Later that 1988-89 season, Jackie lost her fight with cancer. She was like an older sister to me and we were great friends. I was simply devastated. My uncle Gord came by a few days after the funeral, stick in hand and, despite knowing what a ridiculous Maple Leaf fan I was, entrusted me with the stick, ordering me to cherish and protect it. In my mind as a 12-year-old, the Flames simply had to win the Cup now; it was personal.
Well, cherish the stick I did. I held onto it, so careful not to touch the autographs of Joel Otto or Doug Gilmour for fear of smudging the green marker, every night they played, in fact, some late ones since the Flames played out west.
Mom and Dad were very understanding. I told them that the Flames were going to win the Cup and Jackie was cheering along. I clutched that stick when Mike Vernon held onto a glove save that put all of himself, except a gloved puck into the back of the net. I would whisper Joey Mullen’s name on the power play since I was holding one of his old sticks, now covered in the handwriting of his teammates. And I’ll confess to almost – almost – dropping it when Lanny flew like a teenager around the forum.
It’s been 20 years now. My uncle Gord has since passed; cancer as well. When I reflect on that incredible and talented team and think of Al MacInnis lifting the Conn Smythe and Lanny MacDonald getting his head rubbed while holding Stanley over his head, it still feels very personal, thrilling and maybe a bit sad.

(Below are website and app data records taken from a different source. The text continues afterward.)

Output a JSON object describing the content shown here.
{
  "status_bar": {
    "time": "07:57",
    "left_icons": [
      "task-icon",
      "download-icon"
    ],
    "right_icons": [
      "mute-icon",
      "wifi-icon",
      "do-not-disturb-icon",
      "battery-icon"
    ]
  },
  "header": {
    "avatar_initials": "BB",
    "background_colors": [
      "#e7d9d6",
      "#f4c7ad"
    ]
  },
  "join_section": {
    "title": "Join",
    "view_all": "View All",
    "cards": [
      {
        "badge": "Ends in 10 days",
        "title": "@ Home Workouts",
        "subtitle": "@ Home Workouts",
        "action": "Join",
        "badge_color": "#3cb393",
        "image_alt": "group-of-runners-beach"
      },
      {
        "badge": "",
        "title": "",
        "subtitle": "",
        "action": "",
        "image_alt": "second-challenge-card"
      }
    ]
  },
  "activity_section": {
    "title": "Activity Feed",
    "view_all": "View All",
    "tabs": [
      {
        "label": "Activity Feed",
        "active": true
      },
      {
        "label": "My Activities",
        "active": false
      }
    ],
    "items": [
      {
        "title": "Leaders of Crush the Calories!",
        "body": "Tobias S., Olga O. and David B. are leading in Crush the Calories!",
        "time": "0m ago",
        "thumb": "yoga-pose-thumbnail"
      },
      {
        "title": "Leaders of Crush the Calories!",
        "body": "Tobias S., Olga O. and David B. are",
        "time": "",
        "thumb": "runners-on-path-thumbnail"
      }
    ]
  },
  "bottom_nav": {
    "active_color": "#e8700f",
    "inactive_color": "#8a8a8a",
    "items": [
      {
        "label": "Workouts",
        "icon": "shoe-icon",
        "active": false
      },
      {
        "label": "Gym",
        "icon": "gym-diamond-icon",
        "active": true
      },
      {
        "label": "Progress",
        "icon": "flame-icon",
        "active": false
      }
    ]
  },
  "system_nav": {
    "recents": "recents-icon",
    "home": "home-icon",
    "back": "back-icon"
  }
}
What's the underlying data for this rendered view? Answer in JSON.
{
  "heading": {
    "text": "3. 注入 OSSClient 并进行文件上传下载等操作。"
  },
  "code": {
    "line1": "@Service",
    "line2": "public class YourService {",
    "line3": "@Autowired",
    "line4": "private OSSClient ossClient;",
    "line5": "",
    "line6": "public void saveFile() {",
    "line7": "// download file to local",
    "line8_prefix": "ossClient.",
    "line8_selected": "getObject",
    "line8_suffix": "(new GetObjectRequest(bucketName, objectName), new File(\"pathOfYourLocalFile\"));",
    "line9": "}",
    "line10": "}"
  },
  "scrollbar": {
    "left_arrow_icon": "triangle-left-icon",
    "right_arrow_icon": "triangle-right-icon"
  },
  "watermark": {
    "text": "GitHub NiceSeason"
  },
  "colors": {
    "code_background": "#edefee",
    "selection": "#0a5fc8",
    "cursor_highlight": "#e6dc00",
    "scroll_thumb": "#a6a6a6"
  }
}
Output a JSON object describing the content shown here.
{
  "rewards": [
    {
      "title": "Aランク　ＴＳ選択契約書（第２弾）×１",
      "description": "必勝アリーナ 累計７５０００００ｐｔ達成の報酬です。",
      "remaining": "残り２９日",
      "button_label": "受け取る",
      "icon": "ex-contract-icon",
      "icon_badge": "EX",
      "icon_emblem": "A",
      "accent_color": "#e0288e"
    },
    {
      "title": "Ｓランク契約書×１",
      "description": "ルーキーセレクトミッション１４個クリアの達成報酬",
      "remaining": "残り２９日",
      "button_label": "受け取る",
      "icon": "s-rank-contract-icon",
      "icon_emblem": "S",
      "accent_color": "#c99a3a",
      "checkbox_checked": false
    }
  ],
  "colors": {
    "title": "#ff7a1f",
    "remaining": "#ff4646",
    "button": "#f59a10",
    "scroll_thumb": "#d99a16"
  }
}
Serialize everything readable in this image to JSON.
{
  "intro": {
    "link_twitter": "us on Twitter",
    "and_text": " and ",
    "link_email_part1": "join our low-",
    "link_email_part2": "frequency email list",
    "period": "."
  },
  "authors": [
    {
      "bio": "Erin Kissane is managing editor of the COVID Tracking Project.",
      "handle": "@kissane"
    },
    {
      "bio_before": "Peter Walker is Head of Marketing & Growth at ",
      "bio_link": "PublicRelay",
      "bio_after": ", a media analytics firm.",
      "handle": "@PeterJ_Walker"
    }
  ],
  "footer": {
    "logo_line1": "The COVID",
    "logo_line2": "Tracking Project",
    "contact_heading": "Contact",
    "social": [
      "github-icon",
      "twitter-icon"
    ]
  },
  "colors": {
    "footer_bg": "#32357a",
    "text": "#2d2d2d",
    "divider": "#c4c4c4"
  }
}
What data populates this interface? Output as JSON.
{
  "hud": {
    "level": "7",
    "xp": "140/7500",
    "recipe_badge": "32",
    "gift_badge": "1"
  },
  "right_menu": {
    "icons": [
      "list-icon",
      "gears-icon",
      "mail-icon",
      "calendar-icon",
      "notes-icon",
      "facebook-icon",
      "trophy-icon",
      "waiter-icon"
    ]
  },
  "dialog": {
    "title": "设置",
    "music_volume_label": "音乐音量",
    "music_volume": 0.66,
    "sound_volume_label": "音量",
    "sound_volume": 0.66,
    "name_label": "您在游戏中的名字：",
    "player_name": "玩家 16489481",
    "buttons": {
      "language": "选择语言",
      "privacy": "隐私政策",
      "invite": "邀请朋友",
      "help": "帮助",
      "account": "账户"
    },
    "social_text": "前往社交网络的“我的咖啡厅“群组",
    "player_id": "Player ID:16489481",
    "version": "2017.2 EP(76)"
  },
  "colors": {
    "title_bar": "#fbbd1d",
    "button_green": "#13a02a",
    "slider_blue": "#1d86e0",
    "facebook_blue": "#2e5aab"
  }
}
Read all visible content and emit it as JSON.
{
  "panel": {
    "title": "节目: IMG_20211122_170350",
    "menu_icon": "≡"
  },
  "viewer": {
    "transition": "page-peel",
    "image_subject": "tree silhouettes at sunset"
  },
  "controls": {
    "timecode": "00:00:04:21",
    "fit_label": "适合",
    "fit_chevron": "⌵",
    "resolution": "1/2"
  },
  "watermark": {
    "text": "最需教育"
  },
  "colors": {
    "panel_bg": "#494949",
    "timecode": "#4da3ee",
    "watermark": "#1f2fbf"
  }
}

I am watching a lot of playoff hockey again this year, but I’ll admit I feel preoccupied with 1989.
Ryan Leslie, Waterloo, Ont.